After his discharge from the Brigham, Melendy continued his recovery at Spaulding Rehabilitation Hospital for his other injuries, which amounted to about 20 broken bones and required 10 surgeries over three weeks. Throughout his time at both institutions, Melendy said the care he’s received has been exceptional.
“The coordination between the staff and doctors has been wonderful, and they all made me feel very comfortable,” he said. “They even told me I gave them inspiration. They would tell me, ‘Shaun, I was having a bad day, and since coming in and talking to you makes my day better, I came to see you first.’”
Among those he connected with was Brigham nurse Alex Poliansky, RN, of Braunwald Tower 8.
“He was so optimistic and upbeat. Any other person in his condition probably would have been depressed, but he was not giving up,” Poliansky said. “It was easy to go along with that. We were all hopeful for him.”
Melendy credits his positive outlook to an influential figure in his life: his Grandma Candy.
“My grandmother was paralyzed from polio from the time she was 2 years old until she passed away. She brought me inspiration throughout my whole life,” he said. “So, when I woke up and noticed my hand wasn’t there, I didn’t cry. I wasn’t sad. I just knew I would have her strength behind me to guide me through it.”
The support of his loved ones, including his parents and sister, as well as his local community, has also been incredibly uplifting, he said. And while he has remained relatively stoic throughout his experience, Melendy acknowledged he did have one emotional moment during his recovery: FaceTiming from his hospital bed with his dog, Blu.

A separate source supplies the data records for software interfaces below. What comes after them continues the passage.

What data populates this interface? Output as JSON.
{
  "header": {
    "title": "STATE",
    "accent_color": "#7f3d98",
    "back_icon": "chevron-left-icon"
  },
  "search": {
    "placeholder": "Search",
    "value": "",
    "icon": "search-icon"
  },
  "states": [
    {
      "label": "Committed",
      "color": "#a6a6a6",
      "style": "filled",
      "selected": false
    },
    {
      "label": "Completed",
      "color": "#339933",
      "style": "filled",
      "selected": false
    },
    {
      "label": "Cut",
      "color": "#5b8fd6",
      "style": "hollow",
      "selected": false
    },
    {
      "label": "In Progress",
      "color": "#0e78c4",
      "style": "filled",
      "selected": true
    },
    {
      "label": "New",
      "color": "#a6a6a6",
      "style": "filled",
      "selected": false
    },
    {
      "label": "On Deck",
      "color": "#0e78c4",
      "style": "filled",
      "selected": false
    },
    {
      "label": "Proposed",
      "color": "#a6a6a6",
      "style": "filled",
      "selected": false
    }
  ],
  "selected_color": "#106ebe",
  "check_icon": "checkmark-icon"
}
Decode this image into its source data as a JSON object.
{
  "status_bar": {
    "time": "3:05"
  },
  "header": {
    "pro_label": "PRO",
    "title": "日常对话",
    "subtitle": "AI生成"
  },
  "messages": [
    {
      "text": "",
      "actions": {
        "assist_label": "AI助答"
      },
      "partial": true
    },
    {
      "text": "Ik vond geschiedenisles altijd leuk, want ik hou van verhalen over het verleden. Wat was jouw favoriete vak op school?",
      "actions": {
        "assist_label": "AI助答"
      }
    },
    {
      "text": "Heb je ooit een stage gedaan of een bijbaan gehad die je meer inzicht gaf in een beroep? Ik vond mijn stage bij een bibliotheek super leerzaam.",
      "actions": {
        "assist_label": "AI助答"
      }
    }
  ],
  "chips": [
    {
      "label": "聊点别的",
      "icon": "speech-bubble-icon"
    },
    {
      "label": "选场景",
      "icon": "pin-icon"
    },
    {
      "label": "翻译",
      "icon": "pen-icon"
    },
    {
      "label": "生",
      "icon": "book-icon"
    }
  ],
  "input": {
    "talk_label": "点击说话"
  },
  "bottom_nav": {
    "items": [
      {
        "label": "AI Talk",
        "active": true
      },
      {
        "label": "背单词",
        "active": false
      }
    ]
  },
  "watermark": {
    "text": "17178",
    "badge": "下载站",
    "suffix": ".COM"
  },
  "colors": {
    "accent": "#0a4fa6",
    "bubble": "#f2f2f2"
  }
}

“Losing my hand didn’t bother me as much as not being able to spend time with him,” he said. “The first time I FaceTimed with him, I started speaking to him in German, as I had taught him a lot of German commands, and to see him responding when I told him to bark — that made me cry.”